**PROBLEM TO WORK ON**
From the data, return each line holding the word "icon".

Items from an interface collection:
========

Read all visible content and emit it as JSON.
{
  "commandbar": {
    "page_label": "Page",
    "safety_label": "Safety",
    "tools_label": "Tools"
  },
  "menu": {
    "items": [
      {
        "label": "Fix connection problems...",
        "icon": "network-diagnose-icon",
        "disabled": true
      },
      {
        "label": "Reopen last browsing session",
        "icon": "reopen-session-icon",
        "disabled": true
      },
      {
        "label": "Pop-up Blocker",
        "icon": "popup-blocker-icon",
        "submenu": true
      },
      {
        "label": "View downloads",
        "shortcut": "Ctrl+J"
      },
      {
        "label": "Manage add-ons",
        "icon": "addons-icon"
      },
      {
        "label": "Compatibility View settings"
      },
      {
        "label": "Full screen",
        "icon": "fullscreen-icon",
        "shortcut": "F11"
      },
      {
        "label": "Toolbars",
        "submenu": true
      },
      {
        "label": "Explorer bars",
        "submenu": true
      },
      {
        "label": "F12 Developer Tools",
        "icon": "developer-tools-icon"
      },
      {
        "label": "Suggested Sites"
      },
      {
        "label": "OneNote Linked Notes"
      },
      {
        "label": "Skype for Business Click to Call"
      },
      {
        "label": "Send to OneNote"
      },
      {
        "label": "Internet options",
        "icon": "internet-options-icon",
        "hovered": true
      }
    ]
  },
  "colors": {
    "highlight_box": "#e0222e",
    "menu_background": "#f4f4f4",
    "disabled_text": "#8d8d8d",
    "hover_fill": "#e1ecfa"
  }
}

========

**OUTPUT FOR THIS TASK**
        "icon": "network-diagnose-icon",
        "icon": "reopen-session-icon",
        "icon": "popup-blocker-icon",
        "icon": "addons-icon"
        "icon": "fullscreen-icon",
        "icon": "developer-tools-icon"
        "icon": "internet-options-icon",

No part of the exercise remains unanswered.